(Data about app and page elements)
══════════════════════════════
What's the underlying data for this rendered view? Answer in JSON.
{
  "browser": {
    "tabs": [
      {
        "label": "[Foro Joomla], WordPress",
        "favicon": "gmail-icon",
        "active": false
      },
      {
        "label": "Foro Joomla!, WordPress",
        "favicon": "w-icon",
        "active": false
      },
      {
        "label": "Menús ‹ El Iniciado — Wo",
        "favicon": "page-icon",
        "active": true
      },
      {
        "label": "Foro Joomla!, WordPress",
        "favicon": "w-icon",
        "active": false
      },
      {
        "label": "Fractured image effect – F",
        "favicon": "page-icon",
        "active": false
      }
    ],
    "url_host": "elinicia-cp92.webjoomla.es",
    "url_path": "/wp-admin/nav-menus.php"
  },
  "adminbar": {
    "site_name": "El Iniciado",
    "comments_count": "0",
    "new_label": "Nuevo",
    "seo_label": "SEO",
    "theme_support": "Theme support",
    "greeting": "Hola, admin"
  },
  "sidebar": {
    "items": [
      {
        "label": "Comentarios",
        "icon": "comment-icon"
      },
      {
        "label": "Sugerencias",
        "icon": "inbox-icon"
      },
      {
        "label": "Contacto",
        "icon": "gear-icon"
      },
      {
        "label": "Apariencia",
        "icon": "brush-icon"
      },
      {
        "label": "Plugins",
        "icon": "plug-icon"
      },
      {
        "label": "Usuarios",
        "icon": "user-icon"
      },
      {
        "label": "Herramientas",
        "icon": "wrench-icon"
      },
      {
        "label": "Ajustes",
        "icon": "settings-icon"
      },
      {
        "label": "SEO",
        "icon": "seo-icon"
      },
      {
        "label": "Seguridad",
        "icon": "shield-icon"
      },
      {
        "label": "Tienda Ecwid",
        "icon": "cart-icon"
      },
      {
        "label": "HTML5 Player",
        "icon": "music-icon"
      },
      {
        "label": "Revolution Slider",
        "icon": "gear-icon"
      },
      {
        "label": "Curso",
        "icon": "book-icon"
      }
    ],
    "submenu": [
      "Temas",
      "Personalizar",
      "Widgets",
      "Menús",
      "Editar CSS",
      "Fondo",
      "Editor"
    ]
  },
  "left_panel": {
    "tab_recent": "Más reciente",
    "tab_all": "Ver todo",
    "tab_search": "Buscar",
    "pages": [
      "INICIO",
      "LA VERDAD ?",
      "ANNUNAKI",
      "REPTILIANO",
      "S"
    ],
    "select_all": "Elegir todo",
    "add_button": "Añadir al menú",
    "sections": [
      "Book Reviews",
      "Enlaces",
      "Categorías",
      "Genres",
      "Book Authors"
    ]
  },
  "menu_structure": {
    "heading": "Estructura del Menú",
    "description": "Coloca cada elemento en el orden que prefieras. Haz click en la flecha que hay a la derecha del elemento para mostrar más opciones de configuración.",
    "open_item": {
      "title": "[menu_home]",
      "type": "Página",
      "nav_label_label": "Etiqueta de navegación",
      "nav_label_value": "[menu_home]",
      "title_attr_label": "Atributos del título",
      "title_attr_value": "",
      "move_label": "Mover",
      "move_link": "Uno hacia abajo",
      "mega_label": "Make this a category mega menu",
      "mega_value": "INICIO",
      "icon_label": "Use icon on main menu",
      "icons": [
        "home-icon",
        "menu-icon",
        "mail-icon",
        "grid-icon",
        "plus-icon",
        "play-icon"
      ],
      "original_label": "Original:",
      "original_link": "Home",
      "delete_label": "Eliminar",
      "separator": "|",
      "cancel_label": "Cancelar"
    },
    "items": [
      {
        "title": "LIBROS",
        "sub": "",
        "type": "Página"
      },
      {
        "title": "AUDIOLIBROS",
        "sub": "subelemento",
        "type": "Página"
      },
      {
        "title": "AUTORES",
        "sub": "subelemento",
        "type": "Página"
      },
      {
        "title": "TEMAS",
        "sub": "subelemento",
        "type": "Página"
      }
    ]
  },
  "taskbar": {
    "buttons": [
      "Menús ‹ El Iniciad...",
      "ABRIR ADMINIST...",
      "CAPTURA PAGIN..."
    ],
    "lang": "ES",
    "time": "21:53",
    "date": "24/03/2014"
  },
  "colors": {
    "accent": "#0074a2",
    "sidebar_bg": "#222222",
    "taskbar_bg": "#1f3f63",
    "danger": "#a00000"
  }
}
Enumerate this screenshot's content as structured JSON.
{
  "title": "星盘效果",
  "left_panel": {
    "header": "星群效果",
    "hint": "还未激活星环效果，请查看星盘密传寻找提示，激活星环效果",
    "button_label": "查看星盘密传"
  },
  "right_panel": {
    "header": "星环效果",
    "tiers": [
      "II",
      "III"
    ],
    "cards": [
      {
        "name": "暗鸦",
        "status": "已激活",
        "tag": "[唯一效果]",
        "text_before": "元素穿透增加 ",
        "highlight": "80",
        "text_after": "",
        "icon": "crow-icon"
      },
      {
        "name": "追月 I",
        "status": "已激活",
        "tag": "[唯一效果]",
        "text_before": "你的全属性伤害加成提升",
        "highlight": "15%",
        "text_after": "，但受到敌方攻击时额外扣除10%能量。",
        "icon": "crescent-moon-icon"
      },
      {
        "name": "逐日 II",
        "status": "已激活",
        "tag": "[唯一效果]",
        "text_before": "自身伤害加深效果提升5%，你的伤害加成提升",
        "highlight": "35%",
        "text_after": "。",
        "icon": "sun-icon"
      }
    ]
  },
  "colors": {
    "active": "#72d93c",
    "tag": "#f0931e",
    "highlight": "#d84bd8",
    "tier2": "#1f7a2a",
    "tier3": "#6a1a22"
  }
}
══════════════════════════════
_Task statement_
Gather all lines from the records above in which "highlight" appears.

_Task output_
        "highlight": "80",
        "highlight": "15%",
        "highlight": "35%",
    "highlight": "#d84bd8",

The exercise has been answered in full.